Element data from apps and pages
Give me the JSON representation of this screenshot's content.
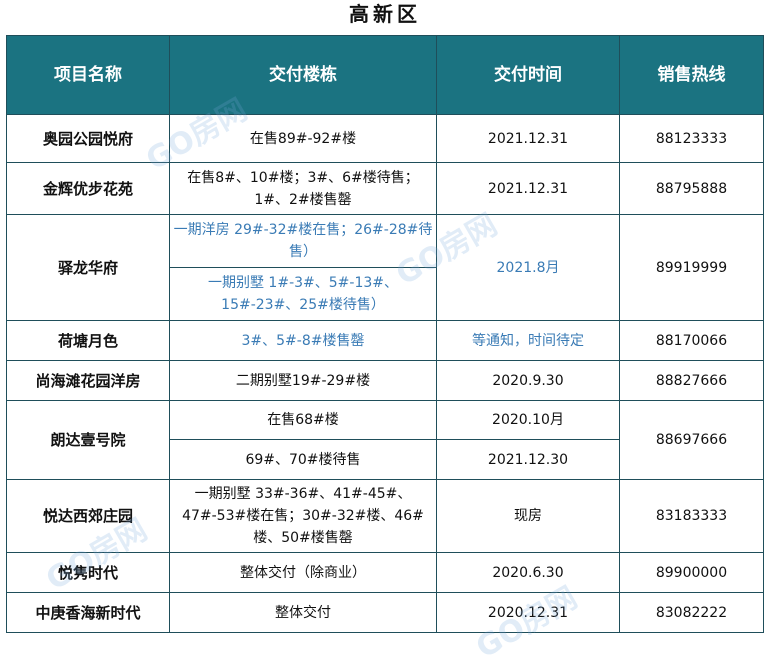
{
  "title": "高新区",
  "headers": [
    "项目名称",
    "交付楼栋",
    "交付时间",
    "销售热线"
  ],
  "rows": [
    {
      "name": "奥园公园悦府",
      "buildings": [
        "在售89#-92#楼"
      ],
      "times": [
        "2021.12.31"
      ],
      "hotline": "88123333"
    },
    {
      "name": "金辉优步花苑",
      "buildings": [
        "在售8#、10#楼；3#、6#楼待售；1#、2#楼售罄"
      ],
      "times": [
        "2021.12.31"
      ],
      "hotline": "88795888"
    },
    {
      "name": "驿龙华府",
      "buildings": [
        "一期洋房 29#-32#楼在售；26#-28#待售）",
        "一期别墅 1#-3#、5#-13#、15#-23#、25#楼待售）"
      ],
      "times": [
        "2021.8月"
      ],
      "hotline": "89919999"
    },
    {
      "name": "荷塘月色",
      "buildings": [
        "3#、5#-8#楼售罄"
      ],
      "times": [
        "等通知，时间待定"
      ],
      "hotline": "88170066"
    },
    {
      "name": "尚海滩花园洋房",
      "buildings": [
        "二期别墅19#-29#楼"
      ],
      "times": [
        "2020.9.30"
      ],
      "hotline": "88827666"
    },
    {
      "name": "朗达壹号院",
      "buildings": [
        "在售68#楼",
        "69#、70#楼待售"
      ],
      "times": [
        "2020.10月",
        "2021.12.30"
      ],
      "hotline": "88697666"
    },
    {
      "name": "悦达西郊庄园",
      "buildings": [
        "一期别墅 33#-36#、41#-45#、47#-53#楼在售；30#-32#楼、46#楼、50#楼售罄"
      ],
      "times": [
        "现房"
      ],
      "hotline": "83183333"
    },
    {
      "name": "悦隽时代",
      "buildings": [
        "整体交付（除商业）"
      ],
      "times": [
        "2020.6.30"
      ],
      "hotline": "89900000"
    },
    {
      "name": "中庚香海新时代",
      "buildings": [
        "整体交付"
      ],
      "times": [
        "2020.12.31"
      ],
      "hotline": "83082222"
    }
  ],
  "watermark": "GO房网",
  "colors": {
    "header_bg": "#1b7381",
    "header_text": "#ffffff",
    "blue_text": "#3a7bb5",
    "border": "#1f4e5a"
  }
}
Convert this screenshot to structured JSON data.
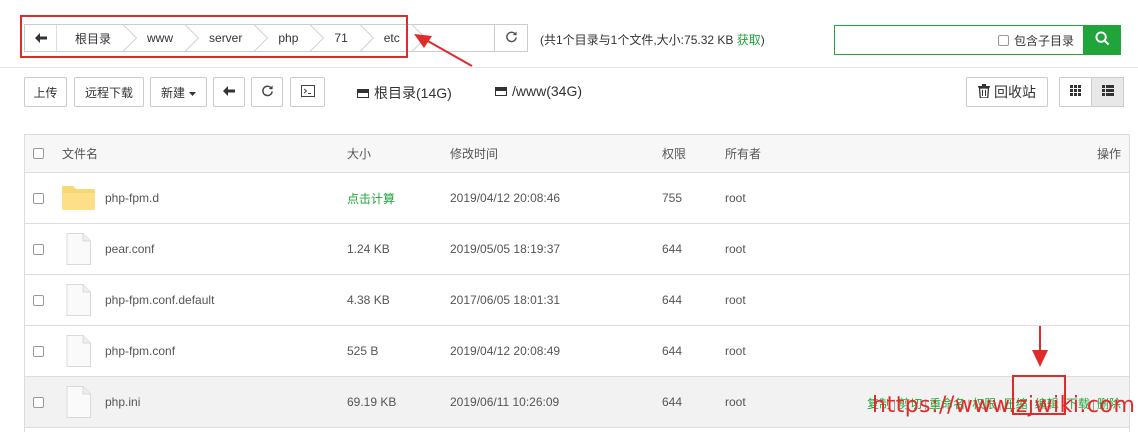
{
  "path": {
    "crumbs": [
      "根目录",
      "www",
      "server",
      "php",
      "71",
      "etc"
    ],
    "stats_prefix": "(共1个目录与1个文件,大小:",
    "stats_size": "75.32 KB",
    "stats_link": "获取",
    "stats_suffix": ")",
    "include_subdir_label": "包含子目录",
    "search_placeholder": ""
  },
  "toolbar": {
    "upload": "上传",
    "remote_download": "远程下载",
    "new": "新建",
    "disk_root": "根目录(14G)",
    "disk_www": "/www(34G)",
    "recycle_bin": "回收站"
  },
  "table": {
    "headers": {
      "name": "文件名",
      "size": "大小",
      "mtime": "修改时间",
      "perm": "权限",
      "owner": "所有者",
      "ops": "操作"
    },
    "rows": [
      {
        "name": "php-fpm.d",
        "type": "folder",
        "size": "点击计算",
        "mtime": "2019/04/12 20:08:46",
        "perm": "755",
        "owner": "root"
      },
      {
        "name": "pear.conf",
        "type": "file",
        "size": "1.24 KB",
        "mtime": "2019/05/05 18:19:37",
        "perm": "644",
        "owner": "root"
      },
      {
        "name": "php-fpm.conf.default",
        "type": "file",
        "size": "4.38 KB",
        "mtime": "2017/06/05 18:01:31",
        "perm": "644",
        "owner": "root"
      },
      {
        "name": "php-fpm.conf",
        "type": "file",
        "size": "525 B",
        "mtime": "2019/04/12 20:08:49",
        "perm": "644",
        "owner": "root"
      },
      {
        "name": "php.ini",
        "type": "file",
        "size": "69.19 KB",
        "mtime": "2019/06/11 10:26:09",
        "perm": "644",
        "owner": "root"
      }
    ],
    "row_actions": [
      "复制",
      "剪切",
      "重命名",
      "权限",
      "压缩",
      "编辑",
      "下载",
      "删除"
    ]
  },
  "watermark": "https://www.zjwiki.com",
  "colors": {
    "accent": "#20a53a",
    "annotation": "#e02b2b"
  }
}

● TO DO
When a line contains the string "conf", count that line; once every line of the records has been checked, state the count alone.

● ANSWER BOX
3